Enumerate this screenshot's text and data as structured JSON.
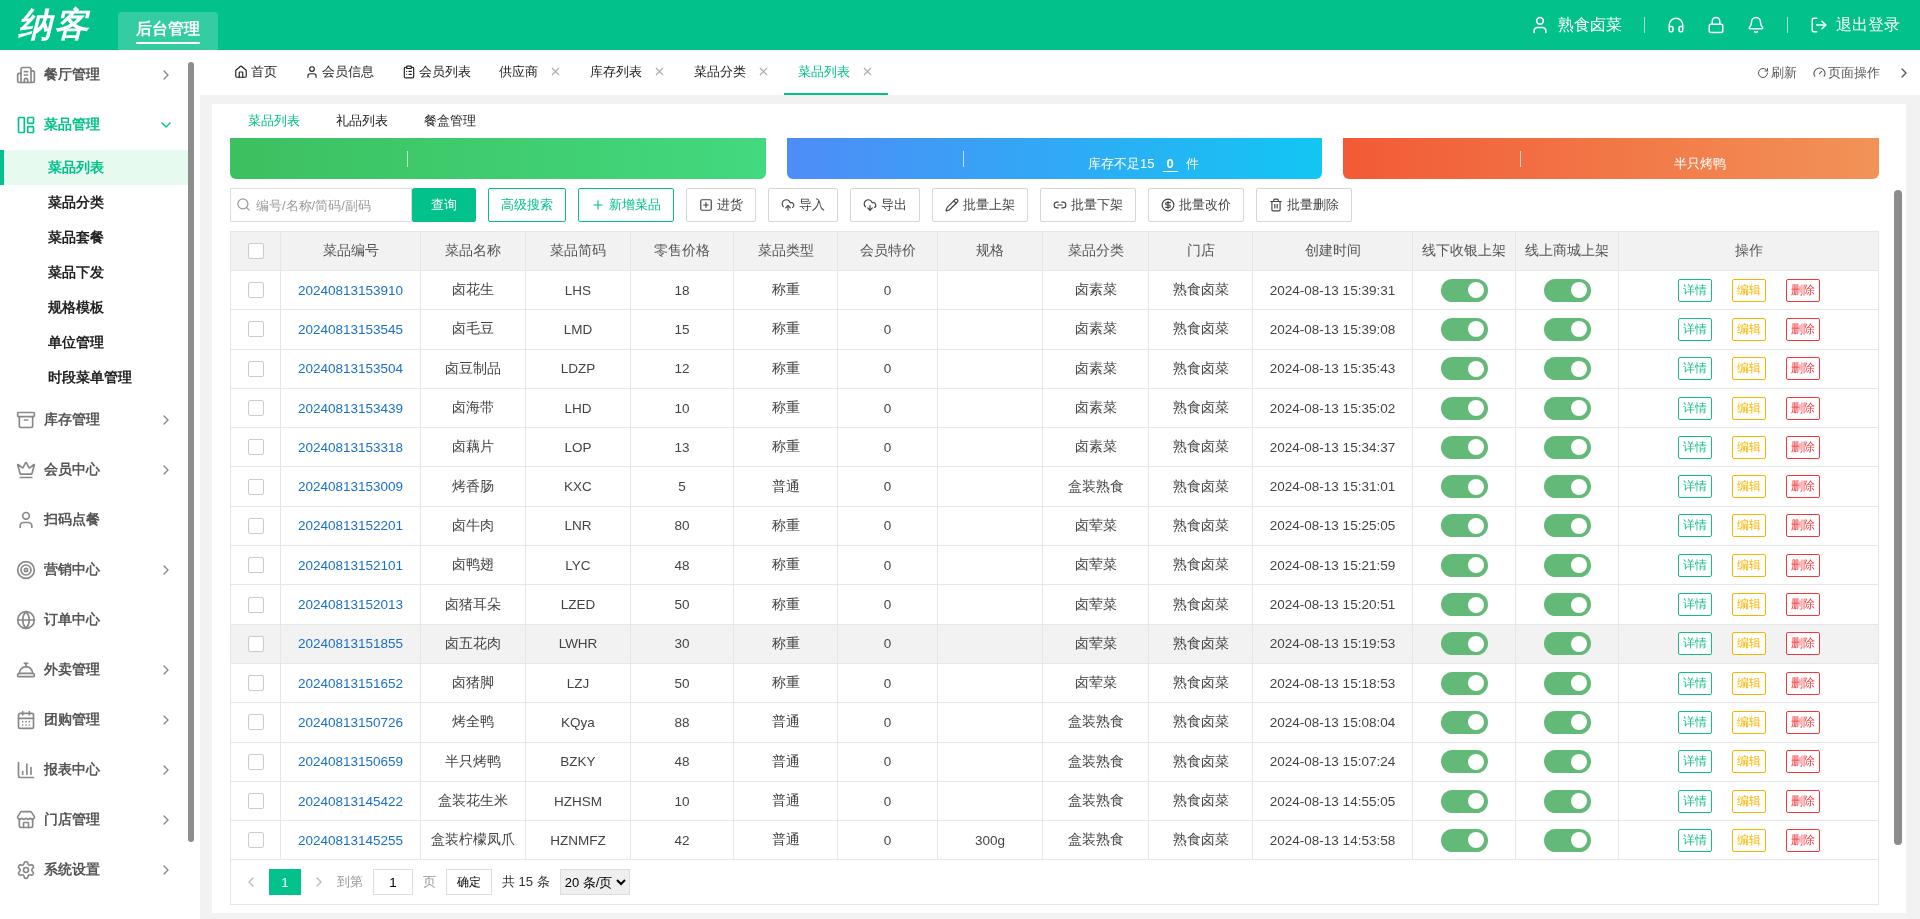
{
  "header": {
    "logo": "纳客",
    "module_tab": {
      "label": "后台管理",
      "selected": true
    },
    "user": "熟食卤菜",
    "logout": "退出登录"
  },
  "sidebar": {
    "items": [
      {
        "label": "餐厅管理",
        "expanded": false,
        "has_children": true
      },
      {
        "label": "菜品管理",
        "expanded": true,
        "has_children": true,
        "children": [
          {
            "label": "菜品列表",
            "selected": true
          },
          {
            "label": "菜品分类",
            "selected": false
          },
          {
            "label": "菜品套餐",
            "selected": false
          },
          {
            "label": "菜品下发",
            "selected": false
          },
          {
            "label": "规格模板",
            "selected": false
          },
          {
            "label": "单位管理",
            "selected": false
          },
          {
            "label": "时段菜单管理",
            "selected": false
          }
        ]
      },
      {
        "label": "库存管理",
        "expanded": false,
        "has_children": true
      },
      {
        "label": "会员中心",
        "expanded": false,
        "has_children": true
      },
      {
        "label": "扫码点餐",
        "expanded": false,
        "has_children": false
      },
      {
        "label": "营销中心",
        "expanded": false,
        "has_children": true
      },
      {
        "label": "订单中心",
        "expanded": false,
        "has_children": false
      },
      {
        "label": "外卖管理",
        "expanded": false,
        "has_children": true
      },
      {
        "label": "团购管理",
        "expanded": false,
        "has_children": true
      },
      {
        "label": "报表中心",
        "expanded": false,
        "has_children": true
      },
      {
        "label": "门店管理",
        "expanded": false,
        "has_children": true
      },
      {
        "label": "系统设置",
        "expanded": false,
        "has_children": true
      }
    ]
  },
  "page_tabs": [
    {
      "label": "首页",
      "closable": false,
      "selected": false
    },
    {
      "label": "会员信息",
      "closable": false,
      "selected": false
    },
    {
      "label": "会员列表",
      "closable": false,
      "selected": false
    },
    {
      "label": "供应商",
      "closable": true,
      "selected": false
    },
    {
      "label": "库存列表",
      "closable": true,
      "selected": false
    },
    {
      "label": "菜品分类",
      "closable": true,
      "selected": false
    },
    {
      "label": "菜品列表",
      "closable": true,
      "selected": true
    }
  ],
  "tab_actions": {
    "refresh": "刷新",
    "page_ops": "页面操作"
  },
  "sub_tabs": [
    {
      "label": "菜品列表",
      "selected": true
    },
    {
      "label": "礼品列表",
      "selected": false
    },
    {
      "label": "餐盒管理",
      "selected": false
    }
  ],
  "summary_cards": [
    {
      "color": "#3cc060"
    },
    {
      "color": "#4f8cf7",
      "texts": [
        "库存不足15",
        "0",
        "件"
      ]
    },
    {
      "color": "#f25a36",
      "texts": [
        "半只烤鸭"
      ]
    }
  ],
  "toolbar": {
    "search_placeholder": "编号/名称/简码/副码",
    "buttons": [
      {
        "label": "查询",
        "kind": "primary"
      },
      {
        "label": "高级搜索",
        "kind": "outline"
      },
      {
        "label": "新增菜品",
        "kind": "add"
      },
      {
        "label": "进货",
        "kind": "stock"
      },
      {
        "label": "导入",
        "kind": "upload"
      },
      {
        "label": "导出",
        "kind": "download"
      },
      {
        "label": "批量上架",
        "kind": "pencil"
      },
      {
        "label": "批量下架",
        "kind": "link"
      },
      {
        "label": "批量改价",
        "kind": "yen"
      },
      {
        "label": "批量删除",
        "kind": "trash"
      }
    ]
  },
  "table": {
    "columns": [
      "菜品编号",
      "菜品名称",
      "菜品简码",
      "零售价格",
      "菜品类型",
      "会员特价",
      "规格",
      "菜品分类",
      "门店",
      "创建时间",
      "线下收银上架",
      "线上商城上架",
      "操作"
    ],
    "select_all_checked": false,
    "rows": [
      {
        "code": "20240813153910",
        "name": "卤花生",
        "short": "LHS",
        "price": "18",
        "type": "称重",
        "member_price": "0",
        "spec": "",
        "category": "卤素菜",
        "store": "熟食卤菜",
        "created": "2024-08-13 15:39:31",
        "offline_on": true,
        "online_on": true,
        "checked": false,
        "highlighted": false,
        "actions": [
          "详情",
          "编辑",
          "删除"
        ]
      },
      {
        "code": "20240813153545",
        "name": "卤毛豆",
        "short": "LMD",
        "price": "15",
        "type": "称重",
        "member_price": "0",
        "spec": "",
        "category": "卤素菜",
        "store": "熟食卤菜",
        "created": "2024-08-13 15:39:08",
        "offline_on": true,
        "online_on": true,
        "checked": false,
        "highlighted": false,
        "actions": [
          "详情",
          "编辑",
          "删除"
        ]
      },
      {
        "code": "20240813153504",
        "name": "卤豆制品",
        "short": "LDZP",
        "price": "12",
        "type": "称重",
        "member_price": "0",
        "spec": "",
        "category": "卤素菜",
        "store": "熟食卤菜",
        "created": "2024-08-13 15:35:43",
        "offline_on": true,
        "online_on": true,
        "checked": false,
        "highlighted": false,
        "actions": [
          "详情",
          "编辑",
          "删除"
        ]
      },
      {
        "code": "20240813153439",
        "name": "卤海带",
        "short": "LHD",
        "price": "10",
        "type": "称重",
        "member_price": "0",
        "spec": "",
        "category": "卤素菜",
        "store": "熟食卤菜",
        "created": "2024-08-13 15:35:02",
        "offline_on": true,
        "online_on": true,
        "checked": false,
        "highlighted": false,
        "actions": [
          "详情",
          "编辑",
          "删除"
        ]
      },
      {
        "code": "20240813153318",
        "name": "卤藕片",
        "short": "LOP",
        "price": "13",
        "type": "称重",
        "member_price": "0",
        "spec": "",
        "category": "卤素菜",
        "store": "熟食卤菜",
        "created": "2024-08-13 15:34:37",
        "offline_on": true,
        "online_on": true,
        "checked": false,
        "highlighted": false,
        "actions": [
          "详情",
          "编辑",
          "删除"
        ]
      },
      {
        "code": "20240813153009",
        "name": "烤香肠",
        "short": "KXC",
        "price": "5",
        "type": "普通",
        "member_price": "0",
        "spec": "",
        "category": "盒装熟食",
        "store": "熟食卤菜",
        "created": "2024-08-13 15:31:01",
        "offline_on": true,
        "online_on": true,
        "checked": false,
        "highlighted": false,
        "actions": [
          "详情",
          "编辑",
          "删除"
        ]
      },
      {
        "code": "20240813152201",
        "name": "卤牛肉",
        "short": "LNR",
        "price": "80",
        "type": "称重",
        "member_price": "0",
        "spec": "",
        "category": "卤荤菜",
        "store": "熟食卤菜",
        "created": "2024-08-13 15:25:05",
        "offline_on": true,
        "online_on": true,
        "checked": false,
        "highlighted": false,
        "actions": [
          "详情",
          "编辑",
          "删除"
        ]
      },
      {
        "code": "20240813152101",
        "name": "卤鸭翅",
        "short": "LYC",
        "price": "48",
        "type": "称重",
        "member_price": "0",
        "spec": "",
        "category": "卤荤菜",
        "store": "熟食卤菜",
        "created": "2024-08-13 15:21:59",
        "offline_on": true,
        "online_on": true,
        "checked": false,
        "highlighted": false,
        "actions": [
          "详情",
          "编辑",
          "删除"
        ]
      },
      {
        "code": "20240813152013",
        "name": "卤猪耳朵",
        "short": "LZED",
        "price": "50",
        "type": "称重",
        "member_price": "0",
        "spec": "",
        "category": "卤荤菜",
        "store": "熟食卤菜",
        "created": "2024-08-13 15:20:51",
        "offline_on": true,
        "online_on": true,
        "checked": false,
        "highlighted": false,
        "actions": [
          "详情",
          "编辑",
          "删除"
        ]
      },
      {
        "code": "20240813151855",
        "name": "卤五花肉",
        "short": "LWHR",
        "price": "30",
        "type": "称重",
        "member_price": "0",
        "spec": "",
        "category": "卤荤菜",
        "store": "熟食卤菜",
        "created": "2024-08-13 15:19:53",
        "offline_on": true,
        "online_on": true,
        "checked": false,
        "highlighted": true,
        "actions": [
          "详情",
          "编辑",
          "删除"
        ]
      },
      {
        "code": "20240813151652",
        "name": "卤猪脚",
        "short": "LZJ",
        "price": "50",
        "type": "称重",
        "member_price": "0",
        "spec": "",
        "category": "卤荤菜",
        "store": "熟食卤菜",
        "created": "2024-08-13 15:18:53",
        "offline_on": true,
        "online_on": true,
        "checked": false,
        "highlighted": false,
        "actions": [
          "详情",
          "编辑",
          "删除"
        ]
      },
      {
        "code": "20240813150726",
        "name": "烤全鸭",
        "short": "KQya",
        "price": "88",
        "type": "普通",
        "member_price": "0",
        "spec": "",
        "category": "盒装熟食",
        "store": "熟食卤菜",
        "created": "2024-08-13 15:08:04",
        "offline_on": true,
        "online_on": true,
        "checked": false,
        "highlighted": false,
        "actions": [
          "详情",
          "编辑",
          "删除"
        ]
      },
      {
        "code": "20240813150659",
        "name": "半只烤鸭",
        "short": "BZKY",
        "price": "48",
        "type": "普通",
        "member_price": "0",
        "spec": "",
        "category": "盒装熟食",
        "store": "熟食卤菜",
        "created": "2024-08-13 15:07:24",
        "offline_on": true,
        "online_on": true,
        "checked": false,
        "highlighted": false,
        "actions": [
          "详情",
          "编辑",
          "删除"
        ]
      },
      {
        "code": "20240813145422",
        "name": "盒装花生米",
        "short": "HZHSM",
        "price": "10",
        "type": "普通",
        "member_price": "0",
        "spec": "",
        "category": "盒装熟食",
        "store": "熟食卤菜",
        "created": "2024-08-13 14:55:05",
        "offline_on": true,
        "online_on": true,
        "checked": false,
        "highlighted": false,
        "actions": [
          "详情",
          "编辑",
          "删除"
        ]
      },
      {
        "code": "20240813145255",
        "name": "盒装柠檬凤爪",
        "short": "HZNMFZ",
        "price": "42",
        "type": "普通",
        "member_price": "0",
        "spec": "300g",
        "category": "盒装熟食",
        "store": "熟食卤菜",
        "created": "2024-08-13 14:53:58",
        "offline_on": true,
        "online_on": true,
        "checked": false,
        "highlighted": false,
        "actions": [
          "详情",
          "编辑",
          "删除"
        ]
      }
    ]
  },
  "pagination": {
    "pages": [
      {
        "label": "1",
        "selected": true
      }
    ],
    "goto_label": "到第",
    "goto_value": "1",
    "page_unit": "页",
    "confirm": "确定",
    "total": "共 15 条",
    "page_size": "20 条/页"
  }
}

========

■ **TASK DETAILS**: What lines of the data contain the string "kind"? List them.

■ **EXPECTED OUTPUT**:
        "kind": "primary"
        "kind": "outline"
        "kind": "add"
        "kind": "stock"
        "kind": "upload"
        "kind": "download"
        "kind": "pencil"
        "kind": "link"
        "kind": "yen"
        "kind": "trash"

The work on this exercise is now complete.